python 3.7 - How to fix error “Expected version spec in …” using pip install on Windows?

download 3.4 (4)

On a Windows 7 machine I am using the following command to install a package from a local directory:

pip install addons/pnc_tests --upgrade --extra-index-url=http://some_server/simple

which results in the following error:

C:\Users\alex\PNC\tas\ENV\Scripts\ run on 07/16/14 07:50:47

Traceback (most recent call last):
  File "C:\Users\alex\PNC\tas\ENV\lib\site-packages\pip\", line 122, in main
    status =, args)
  File "C:\Users\alex\PNC\tas\ENV\lib\site-packages\pip\commands\", line 258, in run
    InstallRequirement.from_line(name, None))
  File "C:\Users\alex\PNC\tas\ENV\lib\site-packages\pip\", line 173, in from_line
    return cls(req, comes_from, url=url, prereleases=prereleases)
  File "C:\Users\alex\PNC\tas\ENV\lib\site-packages\pip\", line 71, in __init__
    req = pkg_resources.Requirement.parse(req)
  File "C:\Users\alex\PNC\tas\ENV\lib\site-packages\pip\_vendor\", line 2667, in parse
    reqs = list(parse_requirements(s))
  File "C:\Users\alex\PNC\tas\ENV\lib\site-packages\pip\_vendor\", line 2605, in parse_requirements
    line, p, specs = scan_list(VERSION,LINE_END,line,p,(1,2),"version spec")
  File "C:\Users\alex\PNC\tas\ENV\lib\site-packages\pip\_vendor\", line 2573, in scan_list
    raise ValueError("Expected "+item_name+" in",line,"at",line[p:])
ValueError: ('Expected version spec in', 'addons/pnc_tests', 'at', '/pnc_tests')

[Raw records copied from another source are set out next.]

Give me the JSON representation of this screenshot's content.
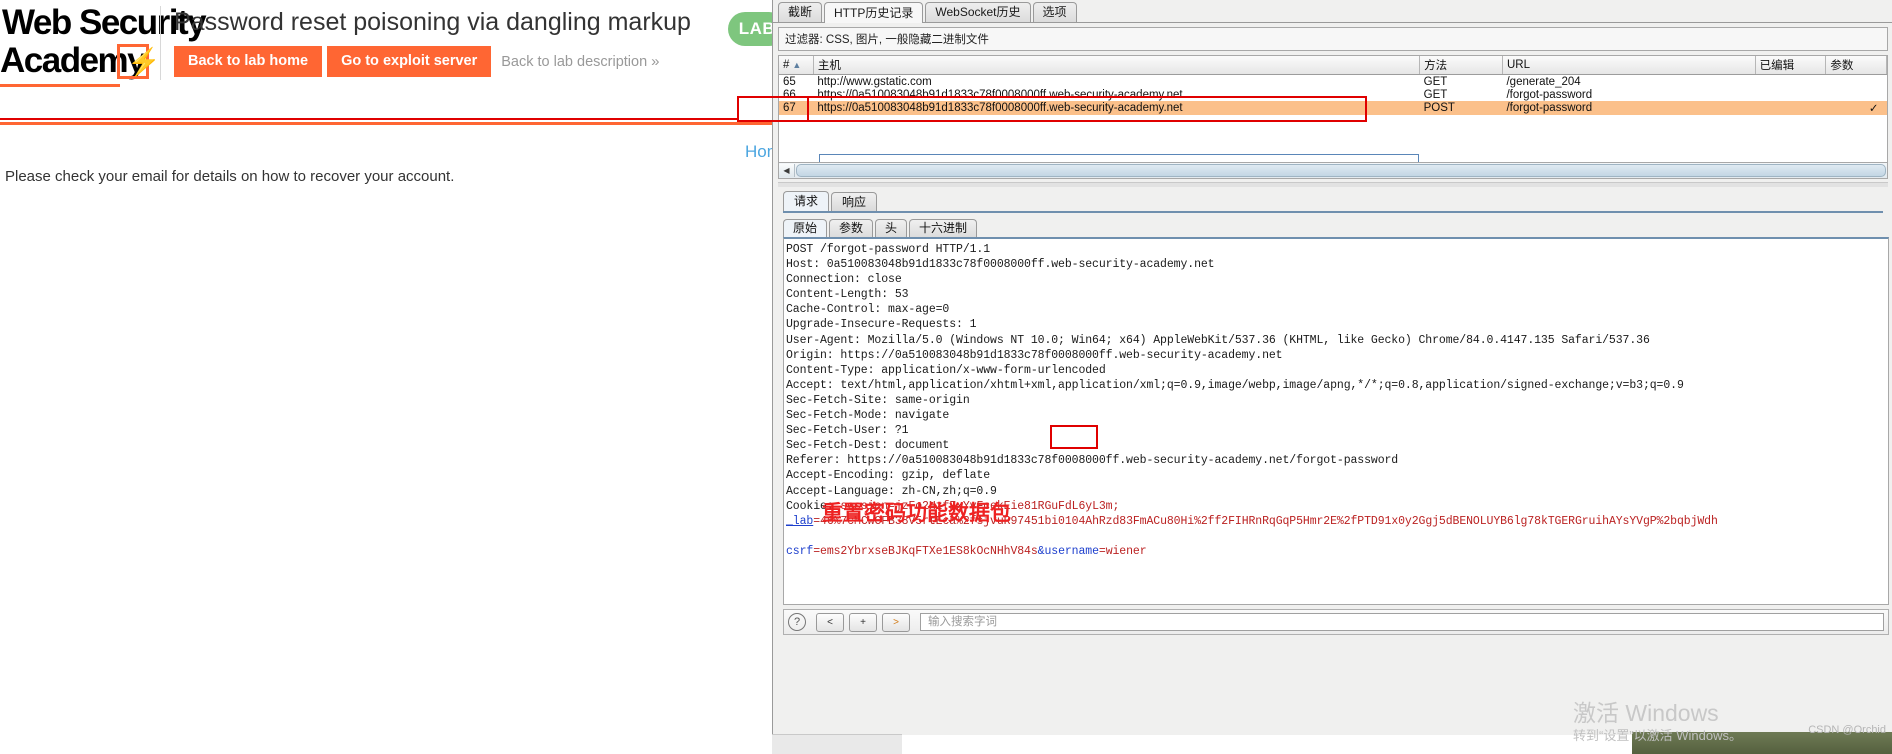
{
  "lab_page": {
    "logo": {
      "line1": "Web Security",
      "line2": "Academy",
      "bolt": "⚡"
    },
    "title": "Password reset poisoning via dangling markup",
    "buttons": {
      "back_to_lab_home": "Back to lab home",
      "go_to_exploit_server": "Go to exploit server",
      "back_to_lab_description": "Back to lab description",
      "chevron": "»"
    },
    "lab_badge": "LAB",
    "home_link": "Home",
    "body_text": "Please check your email for details on how to recover your account.",
    "accent_color": "#ff6633"
  },
  "burp": {
    "top_tabs": [
      {
        "label": "截断",
        "active": false
      },
      {
        "label": "HTTP历史记录",
        "active": true
      },
      {
        "label": "WebSocket历史",
        "active": false
      },
      {
        "label": "选项",
        "active": false
      }
    ],
    "filter_bar": "过滤器: CSS, 图片, 一般隐藏二进制文件",
    "table": {
      "columns": [
        "#",
        "主机",
        "方法",
        "URL",
        "已编辑",
        "参数"
      ],
      "sort_arrow": "▲",
      "rows": [
        {
          "num": "65",
          "host": "http://www.gstatic.com",
          "method": "GET",
          "url": "/generate_204",
          "edited": "",
          "params": "",
          "selected": false
        },
        {
          "num": "66",
          "host": "https://0a510083048b91d1833c78f0008000ff.web-security-academy.net",
          "method": "GET",
          "url": "/forgot-password",
          "edited": "",
          "params": "",
          "selected": false
        },
        {
          "num": "67",
          "host": "https://0a510083048b91d1833c78f0008000ff.web-security-academy.net",
          "method": "POST",
          "url": "/forgot-password",
          "edited": "",
          "params": "✓",
          "selected": true
        }
      ]
    },
    "scroll": {
      "left_arrow": "◀"
    },
    "rr_tabs": [
      {
        "label": "请求",
        "active": true
      },
      {
        "label": "响应",
        "active": false
      }
    ],
    "sub_tabs": [
      {
        "label": "原始",
        "active": true
      },
      {
        "label": "参数",
        "active": false
      },
      {
        "label": "头",
        "active": false
      },
      {
        "label": "十六进制",
        "active": false
      }
    ],
    "request_lines": [
      "POST /forgot-password HTTP/1.1",
      "Host: 0a510083048b91d1833c78f0008000ff.web-security-academy.net",
      "Connection: close",
      "Content-Length: 53",
      "Cache-Control: max-age=0",
      "Upgrade-Insecure-Requests: 1",
      "User-Agent: Mozilla/5.0 (Windows NT 10.0; Win64; x64) AppleWebKit/537.36 (KHTML, like Gecko) Chrome/84.0.4147.135 Safari/537.36",
      "Origin: https://0a510083048b91d1833c78f0008000ff.web-security-academy.net",
      "Content-Type: application/x-www-form-urlencoded",
      "Accept: text/html,application/xhtml+xml,application/xml;q=0.9,image/webp,image/apng,*/*;q=0.8,application/signed-exchange;v=b3;q=0.9",
      "Sec-Fetch-Site: same-origin",
      "Sec-Fetch-Mode: navigate",
      "Sec-Fetch-User: ?1",
      "Sec-Fetch-Dest: document",
      "Referer: https://0a510083048b91d1833c78f0008000ff.web-security-academy.net/forgot-password",
      "Accept-Encoding: gzip, deflate",
      "Accept-Language: zh-CN,zh;q=0.9"
    ],
    "cookie_label": "Cookie: ",
    "cookie_session": "session=jzFo2HzfFxYvFcekEie81RGuFdL6yL3m;",
    "cookie_lab_name": "_lab",
    "cookie_lab_value": "=46%7cMCwCFB38V5rtEca%2fsjvuR97451bi0104AhRzd83FmACu80Hi%2ff2FIHRnRqGqP5Hmr2E%2fPTD91x0y2Ggj5dBENOLUYB6lg78kTGERGruihAYsYVgP%2bqbjWdh",
    "body_csrf_key": "csrf",
    "body_csrf_value": "=ems2YbrxseBJKqFTXe1ES8kOcNHhV84s",
    "body_amp": "&",
    "body_username_key": "username",
    "body_username_value": "=wiener",
    "annotation_cn": "重置密码功能数据包",
    "bottom_bar": {
      "help_icon": "?",
      "prev_label": "<",
      "plus_label": "+",
      "next_label": ">",
      "search_placeholder": "输入搜索字词"
    },
    "annotation_color": "#e00000"
  },
  "watermark": {
    "line1": "激活 Windows",
    "line2": "转到“设置”以激活 Windows。",
    "csdn": "CSDN @Orchid"
  }
}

How to solve this problem?


I guess you are missing the parameter -r;

It must be like this if you have a requirement file to install from;

pip install -r addons/pnc_tests --upgrade --extra-index-url=http://some_server/simple

As it is defined on; Pip Documentation

One need to replace the slash (/) by a backslash (\):

pip install addons\pnc_tests --upgrade --extra-index-url=http://some_server/simple

On my system I had just specified the wrong directory. Double check your folder names. x_x

Because you can use a dynamic variable too:

somevar = 'foo'
getattr(x, somevar)

You can't do that with regular attribute access syntax.

Note that getattr() also takes an optional default value, to be returned if the attribute is missing:

>>> x = object()
>>> getattr(x, 'foo')
Traceback (most recent call last):
  File "<stdin>", line 1, in <module>
AttributeError: 'object' object has no attribute 'foo'
>>> getattr(x, 'foo', 42)

Using getattr() you can pull the attribute name from something else, not a literal:

for attrname in dir(x):
    print('x.{} = {!r}'.format(attrname, getattr(x, attrname))

or you can use setattr() to set dynamic attributes:

for i, value in enumerate(dynamic_values):
    setattr(i, 'attribute{}'.format(i), value)

python windows